Page and application data records:
○ ○ ○ ○ ○
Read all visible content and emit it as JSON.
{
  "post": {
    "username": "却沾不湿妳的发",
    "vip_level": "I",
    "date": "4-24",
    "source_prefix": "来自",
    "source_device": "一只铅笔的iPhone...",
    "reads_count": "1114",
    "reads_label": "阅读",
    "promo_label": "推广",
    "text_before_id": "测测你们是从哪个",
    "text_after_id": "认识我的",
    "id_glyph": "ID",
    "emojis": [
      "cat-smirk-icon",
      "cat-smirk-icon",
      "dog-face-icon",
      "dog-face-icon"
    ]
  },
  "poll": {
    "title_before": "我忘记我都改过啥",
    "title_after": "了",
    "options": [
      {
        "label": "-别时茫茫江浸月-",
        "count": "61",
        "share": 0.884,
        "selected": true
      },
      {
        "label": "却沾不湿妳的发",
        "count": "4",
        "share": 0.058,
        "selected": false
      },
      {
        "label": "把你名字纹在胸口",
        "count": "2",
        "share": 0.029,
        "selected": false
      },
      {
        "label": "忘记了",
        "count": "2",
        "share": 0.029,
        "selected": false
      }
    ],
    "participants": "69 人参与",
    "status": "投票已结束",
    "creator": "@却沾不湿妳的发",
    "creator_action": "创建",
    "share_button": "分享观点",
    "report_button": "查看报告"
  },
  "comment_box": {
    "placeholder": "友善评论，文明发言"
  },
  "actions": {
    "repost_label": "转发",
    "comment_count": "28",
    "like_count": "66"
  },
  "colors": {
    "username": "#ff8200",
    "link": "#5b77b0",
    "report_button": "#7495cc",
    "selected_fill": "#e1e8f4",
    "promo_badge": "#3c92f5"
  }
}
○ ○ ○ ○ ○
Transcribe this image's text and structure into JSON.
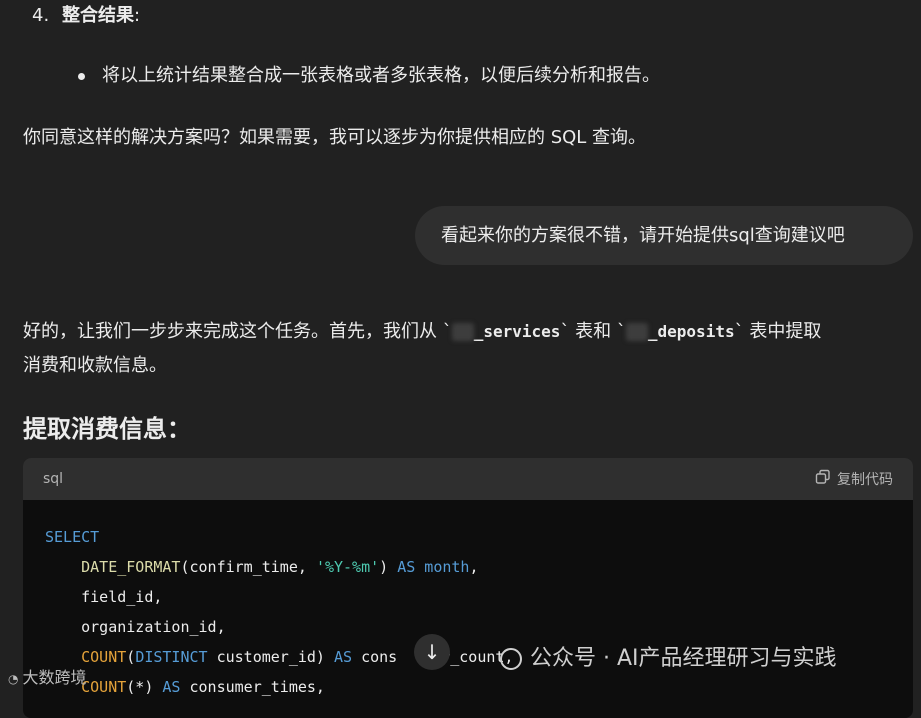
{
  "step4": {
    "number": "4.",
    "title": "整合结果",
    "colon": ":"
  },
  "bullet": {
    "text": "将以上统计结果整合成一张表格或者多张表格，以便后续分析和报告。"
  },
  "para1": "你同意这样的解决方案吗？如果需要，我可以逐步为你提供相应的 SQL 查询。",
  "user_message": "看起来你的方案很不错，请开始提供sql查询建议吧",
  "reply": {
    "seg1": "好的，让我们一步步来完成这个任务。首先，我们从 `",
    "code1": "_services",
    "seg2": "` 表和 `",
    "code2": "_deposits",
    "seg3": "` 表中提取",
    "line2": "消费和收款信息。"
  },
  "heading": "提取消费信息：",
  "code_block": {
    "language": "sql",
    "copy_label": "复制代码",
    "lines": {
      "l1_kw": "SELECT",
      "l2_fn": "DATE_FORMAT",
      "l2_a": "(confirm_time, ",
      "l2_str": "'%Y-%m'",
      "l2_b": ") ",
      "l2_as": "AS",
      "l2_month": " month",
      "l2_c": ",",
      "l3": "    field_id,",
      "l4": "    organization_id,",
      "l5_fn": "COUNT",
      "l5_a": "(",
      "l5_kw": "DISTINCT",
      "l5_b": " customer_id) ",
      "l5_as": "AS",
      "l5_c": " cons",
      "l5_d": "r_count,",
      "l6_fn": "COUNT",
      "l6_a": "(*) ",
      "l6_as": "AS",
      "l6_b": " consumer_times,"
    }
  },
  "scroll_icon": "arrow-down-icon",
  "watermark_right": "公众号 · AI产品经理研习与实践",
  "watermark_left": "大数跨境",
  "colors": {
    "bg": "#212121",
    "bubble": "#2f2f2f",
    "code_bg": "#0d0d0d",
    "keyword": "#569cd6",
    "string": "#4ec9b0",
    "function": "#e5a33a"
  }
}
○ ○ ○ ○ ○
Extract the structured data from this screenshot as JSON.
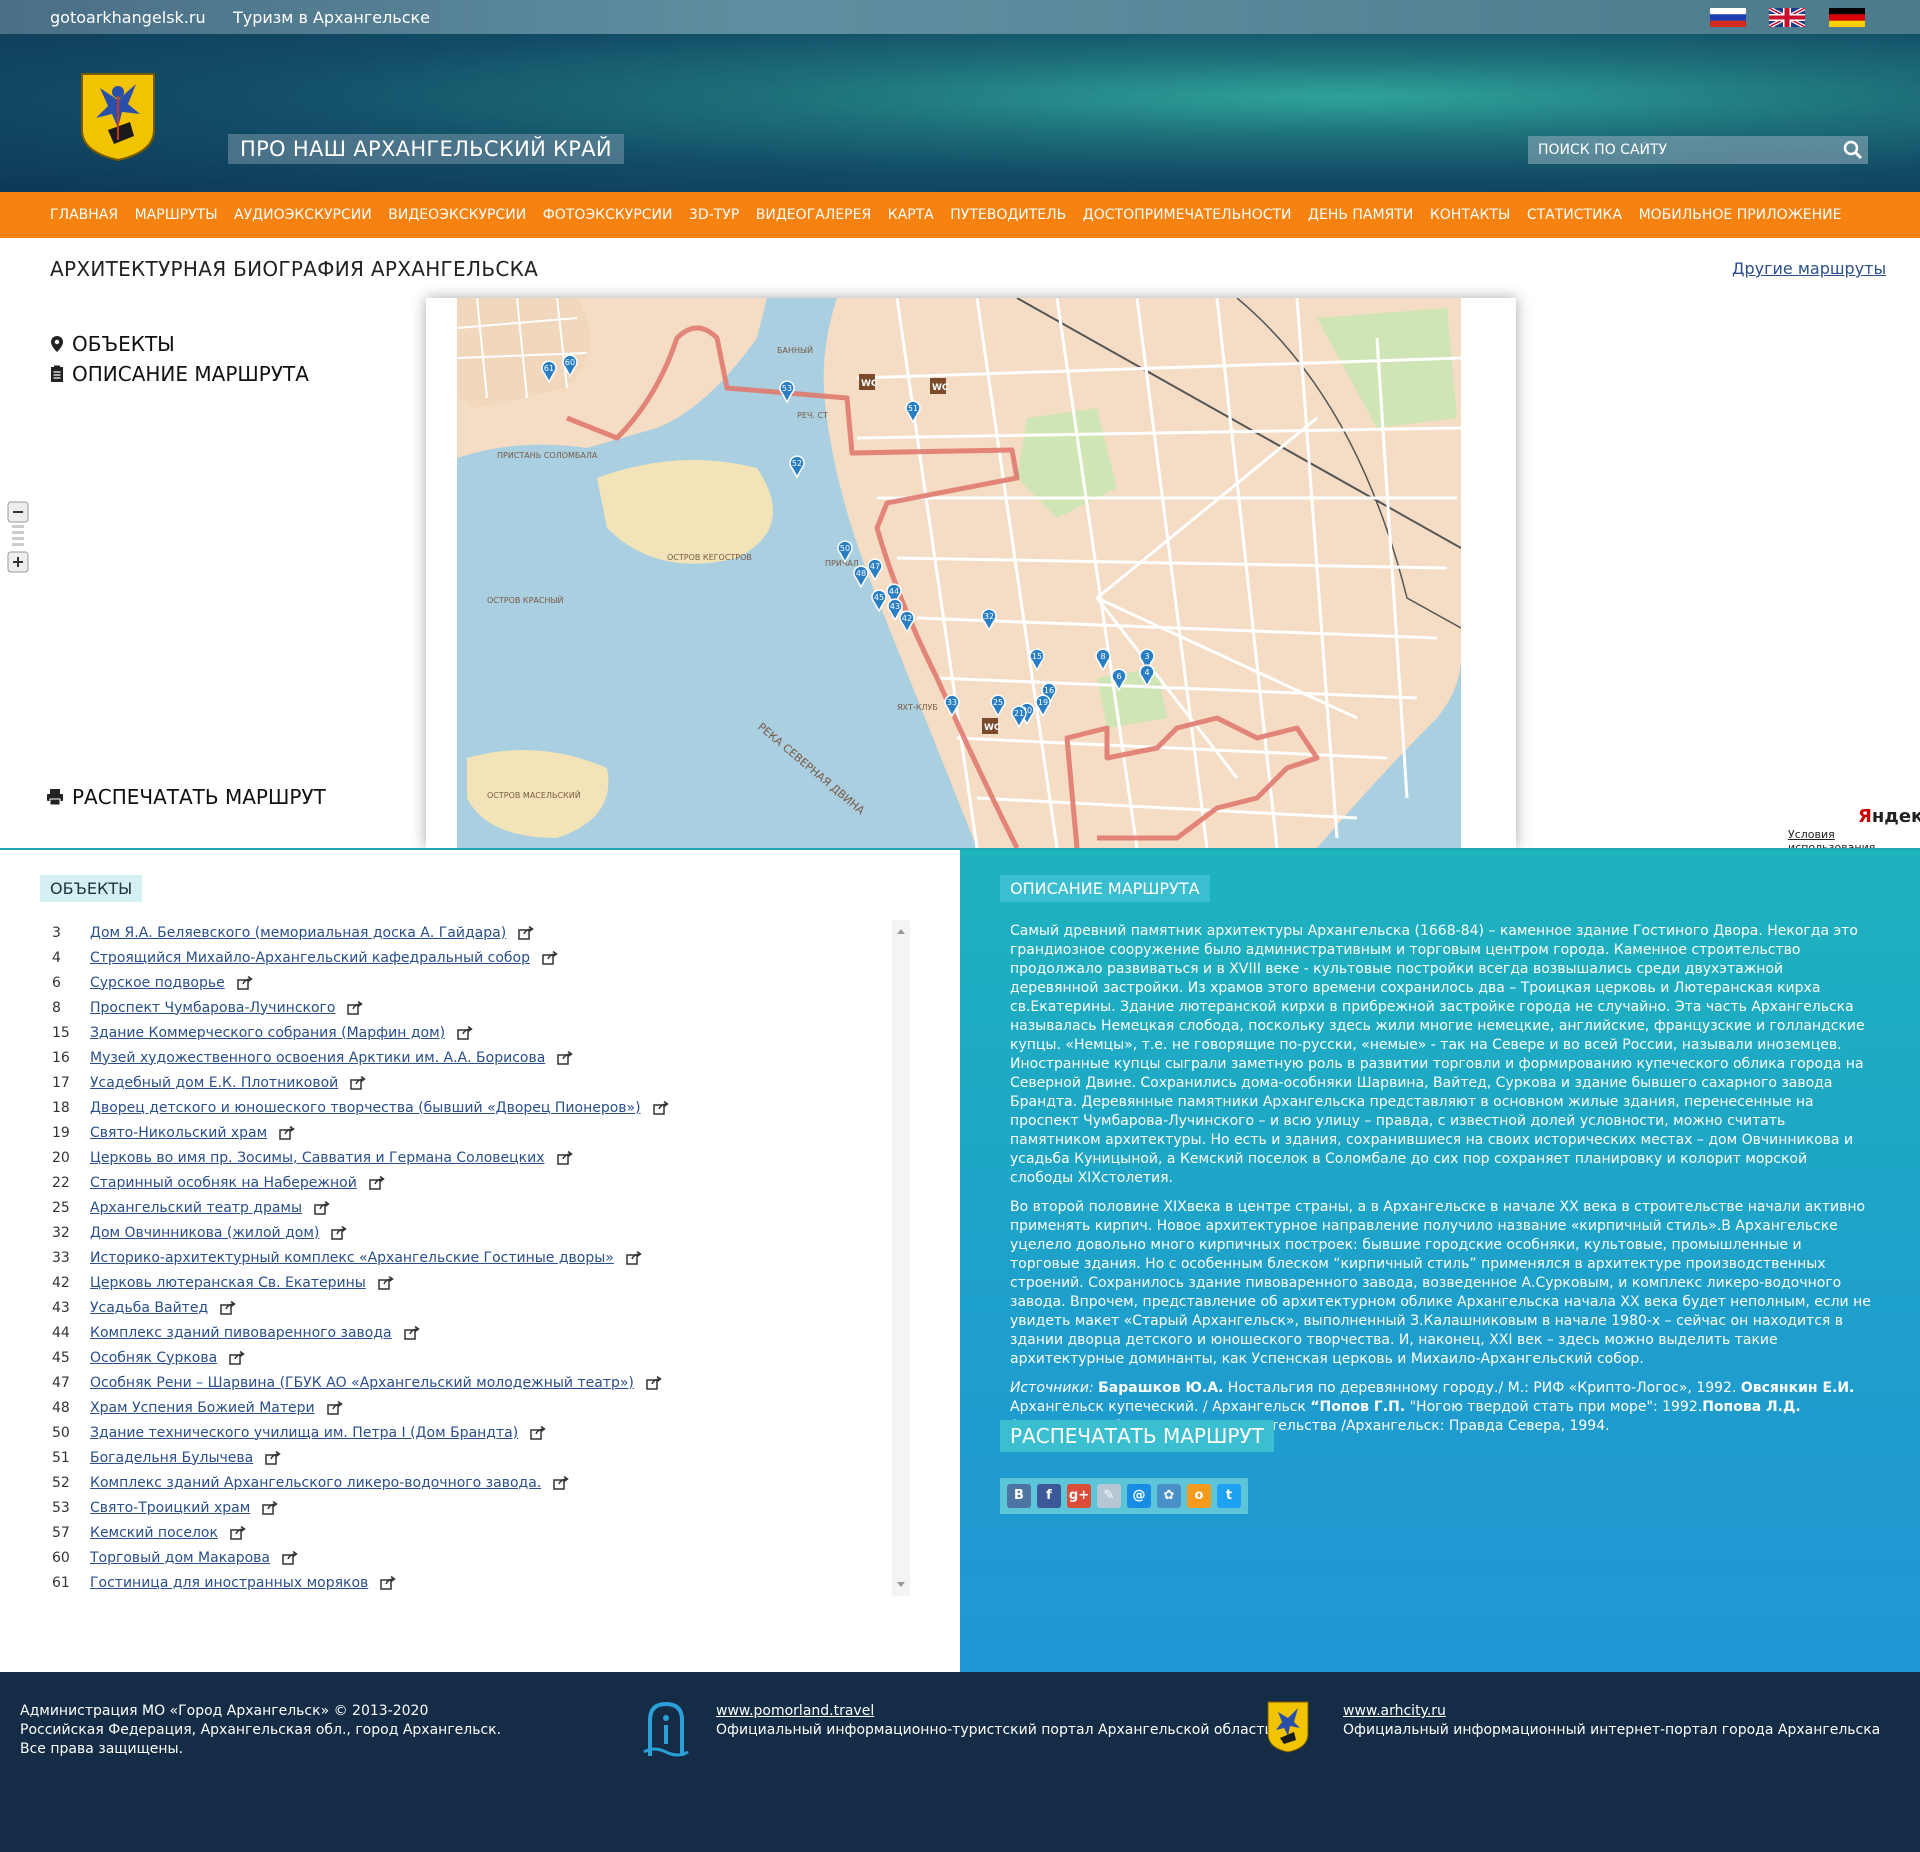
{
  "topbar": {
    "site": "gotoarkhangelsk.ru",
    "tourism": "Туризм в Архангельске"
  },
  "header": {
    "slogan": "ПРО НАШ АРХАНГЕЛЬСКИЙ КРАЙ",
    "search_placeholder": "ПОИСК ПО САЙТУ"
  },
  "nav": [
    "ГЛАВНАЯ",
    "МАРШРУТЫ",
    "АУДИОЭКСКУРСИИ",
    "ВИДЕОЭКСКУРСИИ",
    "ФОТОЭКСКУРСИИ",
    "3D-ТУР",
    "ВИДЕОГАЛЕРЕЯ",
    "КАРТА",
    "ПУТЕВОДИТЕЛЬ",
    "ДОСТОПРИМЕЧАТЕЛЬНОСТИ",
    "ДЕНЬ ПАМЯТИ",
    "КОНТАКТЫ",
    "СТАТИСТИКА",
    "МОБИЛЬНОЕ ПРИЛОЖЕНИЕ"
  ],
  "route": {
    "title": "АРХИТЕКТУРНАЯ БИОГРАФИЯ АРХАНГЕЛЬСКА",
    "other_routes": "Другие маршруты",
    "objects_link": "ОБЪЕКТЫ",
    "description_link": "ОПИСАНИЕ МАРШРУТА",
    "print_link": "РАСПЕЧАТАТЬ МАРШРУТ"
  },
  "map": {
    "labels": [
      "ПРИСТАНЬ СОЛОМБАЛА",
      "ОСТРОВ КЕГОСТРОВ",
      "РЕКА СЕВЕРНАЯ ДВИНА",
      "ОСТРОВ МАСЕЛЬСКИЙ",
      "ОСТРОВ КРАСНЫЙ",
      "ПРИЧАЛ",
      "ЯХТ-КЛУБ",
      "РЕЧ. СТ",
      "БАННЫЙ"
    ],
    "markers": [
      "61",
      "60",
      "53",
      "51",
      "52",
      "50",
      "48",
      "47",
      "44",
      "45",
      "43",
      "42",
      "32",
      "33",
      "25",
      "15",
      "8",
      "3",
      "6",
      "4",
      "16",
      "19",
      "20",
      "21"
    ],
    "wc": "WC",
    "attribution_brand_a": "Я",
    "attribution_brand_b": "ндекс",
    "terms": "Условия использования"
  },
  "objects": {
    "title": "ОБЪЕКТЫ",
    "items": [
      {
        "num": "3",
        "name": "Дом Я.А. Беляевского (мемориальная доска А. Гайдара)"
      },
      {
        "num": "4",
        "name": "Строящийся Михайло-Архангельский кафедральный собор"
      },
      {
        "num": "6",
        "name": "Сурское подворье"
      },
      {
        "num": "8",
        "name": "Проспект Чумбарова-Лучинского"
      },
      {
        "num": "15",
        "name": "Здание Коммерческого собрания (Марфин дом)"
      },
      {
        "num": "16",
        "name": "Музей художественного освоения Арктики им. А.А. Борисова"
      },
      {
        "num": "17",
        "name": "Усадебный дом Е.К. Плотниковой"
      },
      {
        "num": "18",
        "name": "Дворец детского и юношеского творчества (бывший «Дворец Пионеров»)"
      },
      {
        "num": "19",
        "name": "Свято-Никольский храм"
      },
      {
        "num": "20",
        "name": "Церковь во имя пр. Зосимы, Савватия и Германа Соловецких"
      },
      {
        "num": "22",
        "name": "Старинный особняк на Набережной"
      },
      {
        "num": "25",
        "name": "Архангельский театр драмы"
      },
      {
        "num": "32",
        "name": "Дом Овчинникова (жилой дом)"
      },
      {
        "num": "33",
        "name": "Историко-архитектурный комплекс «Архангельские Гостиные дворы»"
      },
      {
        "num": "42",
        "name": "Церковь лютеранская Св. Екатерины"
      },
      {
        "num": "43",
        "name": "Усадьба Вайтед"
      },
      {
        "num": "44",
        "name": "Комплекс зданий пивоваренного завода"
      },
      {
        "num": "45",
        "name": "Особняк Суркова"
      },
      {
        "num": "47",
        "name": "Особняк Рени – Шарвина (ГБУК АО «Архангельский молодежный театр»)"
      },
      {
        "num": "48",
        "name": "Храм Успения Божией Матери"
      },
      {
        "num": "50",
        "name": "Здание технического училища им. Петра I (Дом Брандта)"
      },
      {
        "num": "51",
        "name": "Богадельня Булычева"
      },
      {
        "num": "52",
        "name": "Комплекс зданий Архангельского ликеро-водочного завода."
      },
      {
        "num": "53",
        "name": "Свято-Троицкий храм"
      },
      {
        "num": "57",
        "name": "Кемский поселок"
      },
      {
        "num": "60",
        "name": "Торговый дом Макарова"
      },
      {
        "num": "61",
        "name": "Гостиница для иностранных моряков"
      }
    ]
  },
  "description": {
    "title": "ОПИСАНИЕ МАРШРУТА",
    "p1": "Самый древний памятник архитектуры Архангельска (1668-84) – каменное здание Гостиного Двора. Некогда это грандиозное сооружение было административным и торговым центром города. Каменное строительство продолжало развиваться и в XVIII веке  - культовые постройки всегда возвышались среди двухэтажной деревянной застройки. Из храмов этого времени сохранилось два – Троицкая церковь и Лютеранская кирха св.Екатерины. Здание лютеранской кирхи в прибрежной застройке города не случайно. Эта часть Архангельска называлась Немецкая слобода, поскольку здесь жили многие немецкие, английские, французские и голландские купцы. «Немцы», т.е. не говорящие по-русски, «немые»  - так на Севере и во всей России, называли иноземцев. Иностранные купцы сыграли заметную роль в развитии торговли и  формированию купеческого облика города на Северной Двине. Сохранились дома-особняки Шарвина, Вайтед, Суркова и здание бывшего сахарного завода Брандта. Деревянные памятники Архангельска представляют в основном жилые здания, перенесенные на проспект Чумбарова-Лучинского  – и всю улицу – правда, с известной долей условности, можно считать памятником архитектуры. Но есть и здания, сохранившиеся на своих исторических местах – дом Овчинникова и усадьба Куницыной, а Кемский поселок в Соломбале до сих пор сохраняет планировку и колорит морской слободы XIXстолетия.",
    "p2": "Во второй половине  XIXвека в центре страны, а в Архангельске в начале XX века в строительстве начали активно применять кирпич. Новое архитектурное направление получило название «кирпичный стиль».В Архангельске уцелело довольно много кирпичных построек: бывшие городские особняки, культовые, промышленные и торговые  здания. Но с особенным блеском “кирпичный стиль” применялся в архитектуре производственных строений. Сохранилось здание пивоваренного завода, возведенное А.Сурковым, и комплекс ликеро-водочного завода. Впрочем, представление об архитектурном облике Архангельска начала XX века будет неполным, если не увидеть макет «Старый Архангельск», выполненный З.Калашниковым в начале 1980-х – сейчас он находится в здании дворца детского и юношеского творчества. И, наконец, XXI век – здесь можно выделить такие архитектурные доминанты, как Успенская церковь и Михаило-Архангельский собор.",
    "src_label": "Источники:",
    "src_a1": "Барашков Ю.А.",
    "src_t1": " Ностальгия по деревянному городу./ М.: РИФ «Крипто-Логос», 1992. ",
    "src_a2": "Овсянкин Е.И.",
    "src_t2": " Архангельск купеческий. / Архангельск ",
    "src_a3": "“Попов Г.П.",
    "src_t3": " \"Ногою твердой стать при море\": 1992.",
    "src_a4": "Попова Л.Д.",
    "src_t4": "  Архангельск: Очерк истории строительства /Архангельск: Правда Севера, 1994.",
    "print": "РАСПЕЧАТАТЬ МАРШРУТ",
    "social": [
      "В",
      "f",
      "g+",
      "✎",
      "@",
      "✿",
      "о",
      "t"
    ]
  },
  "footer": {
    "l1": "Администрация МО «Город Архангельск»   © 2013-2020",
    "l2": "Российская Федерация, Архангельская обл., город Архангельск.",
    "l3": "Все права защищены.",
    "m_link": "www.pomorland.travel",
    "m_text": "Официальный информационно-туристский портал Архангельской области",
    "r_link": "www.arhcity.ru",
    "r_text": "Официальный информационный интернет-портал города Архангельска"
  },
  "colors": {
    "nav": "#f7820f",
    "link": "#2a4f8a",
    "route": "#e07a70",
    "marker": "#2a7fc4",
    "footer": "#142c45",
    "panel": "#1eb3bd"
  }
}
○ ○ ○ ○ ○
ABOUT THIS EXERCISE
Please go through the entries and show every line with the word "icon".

RESULT
      "cat-smirk-icon",
      "cat-smirk-icon",
      "dog-face-icon",
      "dog-face-icon"
  "scroll_icon": "arrow-down-icon",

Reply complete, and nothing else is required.